Buckeye Trail Elementary School, Buckeye Trail Middle School, and Buckeye Trail High School were all recently recognized as Purple Star Schools by the Ohio Department of Education.
The Purple Star designation recognizes schools that meet important criteria for serving military-connected students and families. Since the initiative’s inception, many schools have far exceeded these requirements and, as a Purple Star designee, schools are encouraged to continually seek better ways to communicate, support, and serve students.
“I am pleased to inform you that the Ohio Department of Education selected Buckeye Trail Elementary School, Buckeye Trail Middle School, and Buckeye Trail High School as a 2020 Purple Star designees. We applaud and appreciate your outstanding commitment to serving military-connected students and families in your schools,” said Paolo De Maria, Superintendent of Public Instruction. “Each Child, Our Future, Ohio’s strategic plan for education, recognizes the importance of supporting the needs of the whole child. To be successful in school and when transitioning between school settings, Ohio’s military-connected youth require particular supports to ensure that their unique social, emotional and academic needs are met.”
East Guernsey Local Schools is proud to support Ohio’s military families!
In the event of a closing or delay, East Guernsey will communicate all delays, cancellations, early dismissals on the website, Twitter, Facebook, automated calls as well as local news outlets.
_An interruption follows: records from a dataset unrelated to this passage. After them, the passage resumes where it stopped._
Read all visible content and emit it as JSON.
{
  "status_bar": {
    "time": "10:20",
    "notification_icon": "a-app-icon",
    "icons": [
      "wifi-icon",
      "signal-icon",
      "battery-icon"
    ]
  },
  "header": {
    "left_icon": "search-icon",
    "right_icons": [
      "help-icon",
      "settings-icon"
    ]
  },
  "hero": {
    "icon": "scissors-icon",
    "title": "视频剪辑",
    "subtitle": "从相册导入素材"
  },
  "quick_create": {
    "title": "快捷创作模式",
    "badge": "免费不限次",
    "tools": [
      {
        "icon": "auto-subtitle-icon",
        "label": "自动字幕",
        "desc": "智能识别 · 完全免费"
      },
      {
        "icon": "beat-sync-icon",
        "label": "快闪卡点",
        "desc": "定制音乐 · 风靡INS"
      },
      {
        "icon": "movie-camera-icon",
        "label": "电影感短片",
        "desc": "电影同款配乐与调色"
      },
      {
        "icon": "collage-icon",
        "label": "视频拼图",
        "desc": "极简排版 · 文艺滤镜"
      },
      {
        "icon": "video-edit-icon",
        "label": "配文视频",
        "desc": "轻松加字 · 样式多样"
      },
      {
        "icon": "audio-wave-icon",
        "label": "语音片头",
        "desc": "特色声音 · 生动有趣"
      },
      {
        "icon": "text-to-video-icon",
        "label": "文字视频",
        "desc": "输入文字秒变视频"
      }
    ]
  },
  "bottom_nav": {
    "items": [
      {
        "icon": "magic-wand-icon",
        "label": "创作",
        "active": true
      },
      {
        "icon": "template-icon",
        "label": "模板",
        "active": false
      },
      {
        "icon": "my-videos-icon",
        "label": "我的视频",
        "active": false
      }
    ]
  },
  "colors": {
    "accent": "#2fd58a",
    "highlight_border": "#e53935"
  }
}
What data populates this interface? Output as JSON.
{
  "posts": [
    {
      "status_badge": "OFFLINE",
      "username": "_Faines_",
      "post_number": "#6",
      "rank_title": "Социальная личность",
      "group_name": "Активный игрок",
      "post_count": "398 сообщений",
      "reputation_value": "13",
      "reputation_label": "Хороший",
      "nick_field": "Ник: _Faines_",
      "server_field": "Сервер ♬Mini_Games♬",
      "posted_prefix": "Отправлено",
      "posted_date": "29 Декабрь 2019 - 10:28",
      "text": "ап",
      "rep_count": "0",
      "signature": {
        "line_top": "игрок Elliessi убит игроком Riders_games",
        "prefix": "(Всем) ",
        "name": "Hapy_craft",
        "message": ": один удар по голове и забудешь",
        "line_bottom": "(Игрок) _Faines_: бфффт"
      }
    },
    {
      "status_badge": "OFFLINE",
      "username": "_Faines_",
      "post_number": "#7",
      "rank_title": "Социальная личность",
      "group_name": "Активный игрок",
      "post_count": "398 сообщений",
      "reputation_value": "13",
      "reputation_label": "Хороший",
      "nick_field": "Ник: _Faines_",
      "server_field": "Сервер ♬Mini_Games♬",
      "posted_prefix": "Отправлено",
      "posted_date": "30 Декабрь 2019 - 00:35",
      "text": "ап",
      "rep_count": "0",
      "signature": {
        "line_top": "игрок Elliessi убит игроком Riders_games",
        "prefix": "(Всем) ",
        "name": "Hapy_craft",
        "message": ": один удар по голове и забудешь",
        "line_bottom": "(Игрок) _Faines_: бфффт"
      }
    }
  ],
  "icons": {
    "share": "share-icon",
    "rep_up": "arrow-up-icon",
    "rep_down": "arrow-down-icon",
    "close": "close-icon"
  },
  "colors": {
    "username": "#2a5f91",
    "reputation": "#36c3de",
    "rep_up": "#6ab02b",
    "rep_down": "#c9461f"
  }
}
The holidays are a great time to teach children compassion and empathy for others. It is easy for children to be excited to receive gifts, but how do we develop the same enthusiasm for giving? Here are some examples of how you can involve your child in the joy of giving.
- Let your child shop for a few gifts for others using their own money
- Do a holiday craft or bake cookies to give to neighbors or friends
- Let your child wrap a few gifts themselves
- Have your child make cards for others
- Give your child the opportunity to present the gift to someone so they can see the joy it brings
- Volunteer in a local soup kitchen or participate in Toys for Tots
*Read bedtime stories.
*Have your child read the grocery list as you shop.
*Write down a recipe for your child’s favorite food.
*Get excited to visit the library.
*Play a board game and have your child read the cards.
*Don’t leave home without it! Always have reading materials available to read in the car or at appointments.
*Once is not enough. Re-read favorite stories to help build fluency, speed and accuracy.
*Dig Deeper! Ask your child questions about what they just read.
*Be patient, correct gently and praise with enthusiasm
In school, we often use the term goals with your children. How can we help our students set realistic goals and stick to them? Consider these ideas you can also support at home:
- Make the goal specific. The target needs to be very clear for your child. Help him/her clearly articulate what it is they want to achieve. Instead of a goal to get better at reading, the goal could be to better understand what is being read.
- Set a short timeframe. Many goals fail because the time frame is too long. Set small, specific timeframes (2-3 weeks) that can be more easily monitored.
- Make a plan. Help your child figure out actions they can take to reach their goal. How will you better understand what you are reading? Will you write a summary after a certain number of pages? Will you ask questions as you read?
- Adjust the goal. There is nothing wrong with your child adjusting his/her goals. Adjusting will be more successful than quitting.
- Celebrate. Celebrate the small successes like sticking to the goal’s steps. There is something about acknowledging progress, even small progress, that propels us to keep at it and work toward the next small step along the road of attaining a goal.